* _Aim of the task_:
The lines below may contain the word "shirt". Please count those that do and give the number alone.
Start of Recorded data
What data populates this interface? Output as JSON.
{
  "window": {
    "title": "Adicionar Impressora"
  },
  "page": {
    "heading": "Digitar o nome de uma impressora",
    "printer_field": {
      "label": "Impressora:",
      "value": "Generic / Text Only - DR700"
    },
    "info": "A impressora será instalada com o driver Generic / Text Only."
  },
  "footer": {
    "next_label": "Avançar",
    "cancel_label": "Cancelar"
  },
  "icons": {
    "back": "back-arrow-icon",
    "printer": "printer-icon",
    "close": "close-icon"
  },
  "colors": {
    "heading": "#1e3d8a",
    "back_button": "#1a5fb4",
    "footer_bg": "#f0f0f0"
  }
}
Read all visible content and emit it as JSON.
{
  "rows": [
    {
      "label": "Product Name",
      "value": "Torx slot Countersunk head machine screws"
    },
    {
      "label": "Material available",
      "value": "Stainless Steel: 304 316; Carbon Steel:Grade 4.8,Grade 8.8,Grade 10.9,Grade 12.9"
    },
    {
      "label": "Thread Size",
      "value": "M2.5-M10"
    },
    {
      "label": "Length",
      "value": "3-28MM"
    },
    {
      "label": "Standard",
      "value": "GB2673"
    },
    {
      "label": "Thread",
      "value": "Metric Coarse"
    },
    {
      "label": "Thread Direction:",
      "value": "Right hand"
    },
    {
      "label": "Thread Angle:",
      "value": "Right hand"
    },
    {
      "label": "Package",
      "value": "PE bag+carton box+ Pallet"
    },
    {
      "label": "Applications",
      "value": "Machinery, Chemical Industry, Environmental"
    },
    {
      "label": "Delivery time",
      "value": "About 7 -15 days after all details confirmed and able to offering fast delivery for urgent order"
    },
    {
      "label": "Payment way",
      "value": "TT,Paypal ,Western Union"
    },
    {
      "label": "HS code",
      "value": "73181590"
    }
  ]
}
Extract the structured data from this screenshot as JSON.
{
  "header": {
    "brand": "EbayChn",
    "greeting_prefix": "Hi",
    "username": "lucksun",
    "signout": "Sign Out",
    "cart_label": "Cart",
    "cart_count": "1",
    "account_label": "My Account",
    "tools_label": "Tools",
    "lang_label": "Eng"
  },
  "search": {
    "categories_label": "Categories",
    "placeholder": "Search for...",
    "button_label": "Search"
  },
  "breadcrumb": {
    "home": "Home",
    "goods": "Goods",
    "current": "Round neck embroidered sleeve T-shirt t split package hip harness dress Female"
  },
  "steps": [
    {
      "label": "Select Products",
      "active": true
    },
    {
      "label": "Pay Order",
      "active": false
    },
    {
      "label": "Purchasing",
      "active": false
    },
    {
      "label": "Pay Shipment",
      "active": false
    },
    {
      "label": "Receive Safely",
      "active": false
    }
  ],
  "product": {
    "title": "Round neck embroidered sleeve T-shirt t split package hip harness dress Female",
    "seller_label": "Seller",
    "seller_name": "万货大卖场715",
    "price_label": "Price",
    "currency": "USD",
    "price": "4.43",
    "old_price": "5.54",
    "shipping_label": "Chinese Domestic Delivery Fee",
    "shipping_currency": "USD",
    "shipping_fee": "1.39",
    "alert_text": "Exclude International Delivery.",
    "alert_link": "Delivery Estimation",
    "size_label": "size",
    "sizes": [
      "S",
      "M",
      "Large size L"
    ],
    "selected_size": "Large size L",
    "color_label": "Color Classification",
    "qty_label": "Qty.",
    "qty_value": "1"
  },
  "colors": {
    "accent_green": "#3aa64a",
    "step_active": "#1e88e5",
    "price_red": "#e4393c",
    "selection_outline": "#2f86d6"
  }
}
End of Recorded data
* _The answer_:
2